Philodendrons are beloved for their attractive foliage and ability to thrive in low-light conditions. However, they contain insoluble calcium oxalate crystals that can cause oral irritation, drooling, and difficulty breathing in dogs. It’s essential to keep these plants away from your furry friends and opt for pet-safe alternatives.
4. Easter Lily (Lilium longiflorum)
Easter Lilies are popular during the holiday season but can be extremely toxic to dogs. Ingesting any part of the plant, including the petals, leaves, or even the pollen, can lead to kidney failure. If you have a dog, it’s best to avoid having Easter Lilies in your home to prevent potentially life-threatening situations.
5. Jade Plant (Crassula ovata)
Jade Plants are popular succulents known for their thick, fleshy leaves and easy care. While they are generally safe for humans, they can cause vomiting, depression, and even slow heart rate in dogs if ingested. Place Jade Plants in areas where your dog cannot access them or choose non-toxic alternatives.
6. Aloe Vera
Aloe Vera is a common succulent plant known for its medicinal properties. While it has numerous benefits for humans, it can be toxic to dogs if ingested in large quantities. The gel inside the plant is relatively safe, but the outer layer and yellow sap contain anthraquinone glycosides, which can cause vomiting, diarrhea, and changes in urine color. Keep Aloe Vera plants in areas inaccessible to your canine companion.
Pothos, with its trailing vines and variegated leaves, is a popular choice for indoor gardens. However, it contains insoluble calcium oxalate crystals that can cause oral irritation, excessive drooling, and difficulty swallowing if chewed or ingested by dogs. Opt for pet-friendly plants like the Boston Fern as an alternative.
Dracaena plants are known for their architectural structure and striking foliage, making them a popular choice for interior design. However, they contain saponins, which can cause drooling, vomiting, and weakness in dogs if ingested. It’s important to keep these plants out of your dog’s reach or choose safer alternatives.
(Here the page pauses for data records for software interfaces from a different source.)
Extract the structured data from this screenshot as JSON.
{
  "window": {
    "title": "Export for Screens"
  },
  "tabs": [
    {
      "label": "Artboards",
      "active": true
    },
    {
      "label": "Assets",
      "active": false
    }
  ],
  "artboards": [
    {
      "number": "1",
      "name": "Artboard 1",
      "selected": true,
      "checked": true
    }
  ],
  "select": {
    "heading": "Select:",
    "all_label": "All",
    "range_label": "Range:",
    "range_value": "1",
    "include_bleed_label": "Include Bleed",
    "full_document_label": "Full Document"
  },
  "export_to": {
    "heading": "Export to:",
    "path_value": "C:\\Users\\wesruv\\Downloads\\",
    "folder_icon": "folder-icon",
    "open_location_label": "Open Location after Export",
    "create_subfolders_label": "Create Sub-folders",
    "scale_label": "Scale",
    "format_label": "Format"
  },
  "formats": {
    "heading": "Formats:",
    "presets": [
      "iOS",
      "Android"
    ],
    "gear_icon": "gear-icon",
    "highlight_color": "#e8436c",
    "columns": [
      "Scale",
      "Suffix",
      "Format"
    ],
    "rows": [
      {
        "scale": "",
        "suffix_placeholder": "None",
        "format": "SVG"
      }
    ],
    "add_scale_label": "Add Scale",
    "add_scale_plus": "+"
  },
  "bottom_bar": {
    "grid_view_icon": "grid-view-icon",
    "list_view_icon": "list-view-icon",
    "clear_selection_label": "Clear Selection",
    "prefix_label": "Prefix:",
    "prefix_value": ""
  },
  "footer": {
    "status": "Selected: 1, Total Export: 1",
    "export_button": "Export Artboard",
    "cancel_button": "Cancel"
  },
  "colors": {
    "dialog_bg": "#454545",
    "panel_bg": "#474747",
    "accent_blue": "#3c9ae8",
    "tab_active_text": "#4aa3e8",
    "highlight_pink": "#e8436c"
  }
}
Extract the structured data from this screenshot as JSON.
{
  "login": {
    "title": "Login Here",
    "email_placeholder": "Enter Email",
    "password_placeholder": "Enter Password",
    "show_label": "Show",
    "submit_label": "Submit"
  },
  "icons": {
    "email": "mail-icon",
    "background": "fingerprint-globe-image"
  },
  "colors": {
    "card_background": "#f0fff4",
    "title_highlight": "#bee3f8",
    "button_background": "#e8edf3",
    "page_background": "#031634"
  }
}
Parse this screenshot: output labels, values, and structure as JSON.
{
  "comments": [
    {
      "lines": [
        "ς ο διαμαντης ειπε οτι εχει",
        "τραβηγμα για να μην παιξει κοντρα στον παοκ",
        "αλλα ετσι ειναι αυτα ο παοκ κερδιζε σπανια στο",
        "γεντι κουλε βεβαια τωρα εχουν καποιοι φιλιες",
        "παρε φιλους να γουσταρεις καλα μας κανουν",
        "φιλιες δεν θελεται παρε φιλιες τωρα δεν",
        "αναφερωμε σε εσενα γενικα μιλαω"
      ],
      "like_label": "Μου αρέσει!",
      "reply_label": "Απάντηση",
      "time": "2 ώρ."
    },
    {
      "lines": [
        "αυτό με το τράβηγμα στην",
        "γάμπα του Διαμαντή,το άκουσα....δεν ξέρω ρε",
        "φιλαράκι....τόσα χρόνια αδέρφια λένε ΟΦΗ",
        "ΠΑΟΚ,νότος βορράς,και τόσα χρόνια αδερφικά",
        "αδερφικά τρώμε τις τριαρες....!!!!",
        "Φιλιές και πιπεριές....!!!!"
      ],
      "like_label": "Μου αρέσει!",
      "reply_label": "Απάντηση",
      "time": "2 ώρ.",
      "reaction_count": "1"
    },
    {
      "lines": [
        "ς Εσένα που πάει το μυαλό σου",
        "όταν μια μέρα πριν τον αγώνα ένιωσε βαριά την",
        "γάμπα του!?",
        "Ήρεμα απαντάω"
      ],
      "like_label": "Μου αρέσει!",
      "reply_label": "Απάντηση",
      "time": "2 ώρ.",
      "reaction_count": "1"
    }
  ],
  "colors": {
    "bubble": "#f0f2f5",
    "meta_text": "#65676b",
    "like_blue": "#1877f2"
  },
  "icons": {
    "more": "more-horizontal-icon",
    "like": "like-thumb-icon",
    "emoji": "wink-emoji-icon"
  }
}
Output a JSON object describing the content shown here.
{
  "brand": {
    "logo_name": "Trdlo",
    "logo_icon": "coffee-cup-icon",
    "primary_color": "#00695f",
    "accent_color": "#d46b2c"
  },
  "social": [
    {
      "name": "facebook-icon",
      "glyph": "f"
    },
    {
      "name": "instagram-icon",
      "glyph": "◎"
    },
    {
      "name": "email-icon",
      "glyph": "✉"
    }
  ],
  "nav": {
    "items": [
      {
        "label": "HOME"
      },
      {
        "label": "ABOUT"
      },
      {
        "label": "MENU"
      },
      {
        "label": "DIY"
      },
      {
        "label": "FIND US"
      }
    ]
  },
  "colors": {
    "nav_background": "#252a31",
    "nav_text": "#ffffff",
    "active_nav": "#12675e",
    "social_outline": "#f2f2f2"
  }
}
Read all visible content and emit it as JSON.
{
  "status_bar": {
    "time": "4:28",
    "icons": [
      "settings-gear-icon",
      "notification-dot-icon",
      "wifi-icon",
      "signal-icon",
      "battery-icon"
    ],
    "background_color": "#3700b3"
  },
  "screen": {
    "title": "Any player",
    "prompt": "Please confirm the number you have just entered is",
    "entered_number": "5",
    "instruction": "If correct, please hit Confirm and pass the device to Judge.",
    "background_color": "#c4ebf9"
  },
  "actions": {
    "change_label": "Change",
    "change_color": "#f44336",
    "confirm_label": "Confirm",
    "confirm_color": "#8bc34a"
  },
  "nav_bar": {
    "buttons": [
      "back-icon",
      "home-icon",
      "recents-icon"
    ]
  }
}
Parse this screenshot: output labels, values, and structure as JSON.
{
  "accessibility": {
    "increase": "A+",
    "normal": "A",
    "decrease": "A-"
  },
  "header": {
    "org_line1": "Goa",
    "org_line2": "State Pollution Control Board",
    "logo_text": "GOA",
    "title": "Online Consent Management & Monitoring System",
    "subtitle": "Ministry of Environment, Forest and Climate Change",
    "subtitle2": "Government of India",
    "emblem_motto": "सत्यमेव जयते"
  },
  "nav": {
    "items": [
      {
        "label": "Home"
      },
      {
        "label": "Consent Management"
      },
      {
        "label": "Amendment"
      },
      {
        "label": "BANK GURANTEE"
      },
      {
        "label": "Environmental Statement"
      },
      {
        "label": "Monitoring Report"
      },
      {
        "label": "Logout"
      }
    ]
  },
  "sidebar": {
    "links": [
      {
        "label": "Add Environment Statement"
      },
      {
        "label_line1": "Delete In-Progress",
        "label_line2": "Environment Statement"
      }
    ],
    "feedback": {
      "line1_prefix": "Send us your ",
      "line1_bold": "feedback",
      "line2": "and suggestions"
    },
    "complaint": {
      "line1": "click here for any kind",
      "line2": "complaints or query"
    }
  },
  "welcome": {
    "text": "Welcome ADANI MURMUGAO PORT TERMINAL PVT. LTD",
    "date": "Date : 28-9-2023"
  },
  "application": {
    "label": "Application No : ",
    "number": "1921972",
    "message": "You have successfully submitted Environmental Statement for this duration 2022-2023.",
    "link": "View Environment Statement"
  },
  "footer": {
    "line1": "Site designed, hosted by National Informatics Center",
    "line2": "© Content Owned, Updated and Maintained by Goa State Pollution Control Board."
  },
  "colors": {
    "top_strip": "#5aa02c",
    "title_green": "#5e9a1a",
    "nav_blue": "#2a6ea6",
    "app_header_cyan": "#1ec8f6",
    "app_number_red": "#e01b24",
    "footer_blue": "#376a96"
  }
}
9. ZZ Plant (Zamioculcas zamiifolia)
The ZZ Plant is a hardy and low-maintenance houseplant with glossy, dark green leaves. However, it contains calcium oxalate crystals that can cause oral irritation, drooling, and difficulty swallowing if chewed or ingested by dogs. Consider pet-friendly options like the Areca Palm or Parlor Palm instead.
10. Snake Plant (Sansevieria spp.)
Snake Plants, also known as Mother-in-Law’s Tongue, are hardy and resilient houseplants with upright leaves. While they are excellent air purifiers, they contain saponins that can cause gastrointestinal upset, including nausea, vomiting, and diarrhea, in dogs. Keep Snake Plants out of your dog’s reach or opt for safer options such as the Boston Fern or Spider Plant.
Creating a pet-friendly environment is crucial to ensure the well-being of your furry friend. By being aware of the houseplants that are toxic to dogs, you can make informed choices when selecting greenery for your home. Remember to keep toxic plants out of your dog’s reach and consider pet-safe alternatives to create a safe and harmonious living space for both you and your canine companion. Your dog’s health and happiness are worth the extra effort in creating a pet-friendly haven.